▶ _STUDY MATERIAL_
--------------------------------
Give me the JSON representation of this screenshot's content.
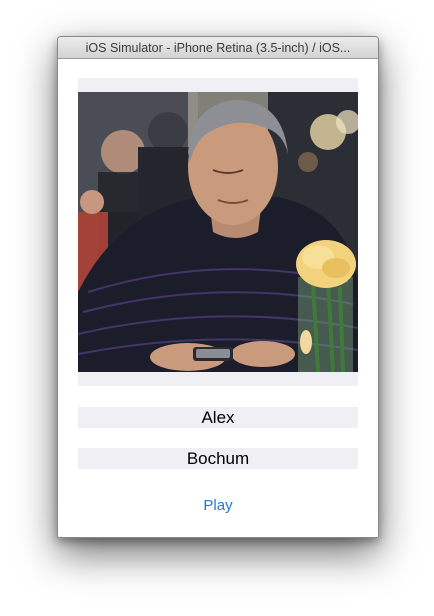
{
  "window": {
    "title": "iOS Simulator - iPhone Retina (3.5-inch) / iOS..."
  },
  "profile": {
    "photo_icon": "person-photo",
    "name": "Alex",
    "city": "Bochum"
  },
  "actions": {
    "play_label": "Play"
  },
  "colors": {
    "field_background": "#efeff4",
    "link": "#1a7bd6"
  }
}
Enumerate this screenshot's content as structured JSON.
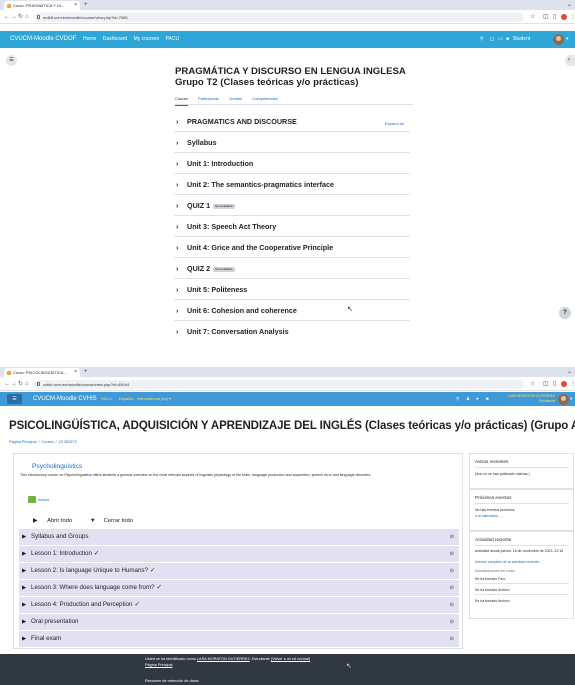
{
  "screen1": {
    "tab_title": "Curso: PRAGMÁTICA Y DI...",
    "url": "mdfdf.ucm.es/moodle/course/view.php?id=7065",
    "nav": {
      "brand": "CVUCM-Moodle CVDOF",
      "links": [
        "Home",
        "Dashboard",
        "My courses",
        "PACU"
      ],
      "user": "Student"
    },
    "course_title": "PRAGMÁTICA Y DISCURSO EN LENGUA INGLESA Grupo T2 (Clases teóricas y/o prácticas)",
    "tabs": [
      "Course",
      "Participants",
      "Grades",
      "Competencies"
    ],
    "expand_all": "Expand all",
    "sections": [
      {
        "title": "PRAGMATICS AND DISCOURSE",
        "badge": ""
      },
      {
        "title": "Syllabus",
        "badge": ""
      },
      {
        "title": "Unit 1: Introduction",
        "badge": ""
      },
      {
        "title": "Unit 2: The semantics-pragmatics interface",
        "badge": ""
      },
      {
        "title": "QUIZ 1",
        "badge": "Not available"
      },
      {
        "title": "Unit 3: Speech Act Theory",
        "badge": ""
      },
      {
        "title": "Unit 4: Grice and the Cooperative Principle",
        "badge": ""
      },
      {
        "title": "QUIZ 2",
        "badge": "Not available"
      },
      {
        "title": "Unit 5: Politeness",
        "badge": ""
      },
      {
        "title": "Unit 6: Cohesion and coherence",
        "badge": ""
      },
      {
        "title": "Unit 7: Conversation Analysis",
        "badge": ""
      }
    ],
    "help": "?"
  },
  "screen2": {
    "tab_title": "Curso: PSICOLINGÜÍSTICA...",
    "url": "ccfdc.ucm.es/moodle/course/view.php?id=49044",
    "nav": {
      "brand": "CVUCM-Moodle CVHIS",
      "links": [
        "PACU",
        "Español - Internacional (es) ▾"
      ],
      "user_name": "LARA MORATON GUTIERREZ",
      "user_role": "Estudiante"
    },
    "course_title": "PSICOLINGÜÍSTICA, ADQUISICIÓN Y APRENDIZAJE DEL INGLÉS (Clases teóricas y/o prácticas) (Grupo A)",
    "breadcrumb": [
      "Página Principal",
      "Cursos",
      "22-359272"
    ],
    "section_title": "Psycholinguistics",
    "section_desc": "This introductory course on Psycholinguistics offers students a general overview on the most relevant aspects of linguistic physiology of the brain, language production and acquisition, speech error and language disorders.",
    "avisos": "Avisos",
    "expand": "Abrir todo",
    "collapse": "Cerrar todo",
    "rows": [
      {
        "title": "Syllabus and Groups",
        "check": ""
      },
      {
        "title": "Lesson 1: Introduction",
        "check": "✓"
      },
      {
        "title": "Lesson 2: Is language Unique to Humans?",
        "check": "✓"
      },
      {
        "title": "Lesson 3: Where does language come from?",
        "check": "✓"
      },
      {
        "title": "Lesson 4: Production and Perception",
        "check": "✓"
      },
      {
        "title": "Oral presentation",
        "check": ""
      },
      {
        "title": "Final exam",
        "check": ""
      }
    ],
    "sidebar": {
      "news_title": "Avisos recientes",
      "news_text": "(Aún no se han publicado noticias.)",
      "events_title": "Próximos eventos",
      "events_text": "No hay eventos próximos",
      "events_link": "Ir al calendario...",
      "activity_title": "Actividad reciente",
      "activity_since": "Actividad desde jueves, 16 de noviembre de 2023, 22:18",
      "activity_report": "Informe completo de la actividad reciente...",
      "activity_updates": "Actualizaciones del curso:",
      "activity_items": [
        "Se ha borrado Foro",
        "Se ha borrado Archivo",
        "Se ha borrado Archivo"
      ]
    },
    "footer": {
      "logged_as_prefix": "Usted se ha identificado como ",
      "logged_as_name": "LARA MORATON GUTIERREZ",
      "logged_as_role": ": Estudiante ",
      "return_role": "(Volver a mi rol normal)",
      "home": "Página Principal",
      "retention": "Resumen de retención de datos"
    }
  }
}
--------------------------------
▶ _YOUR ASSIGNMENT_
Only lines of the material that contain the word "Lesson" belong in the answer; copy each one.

▶ _REPLY TO THE TASK_
        "title": "Lesson 1: Introduction",
        "title": "Lesson 2: Is language Unique to Humans?",
        "title": "Lesson 3: Where does language come from?",
        "title": "Lesson 4: Production and Perception",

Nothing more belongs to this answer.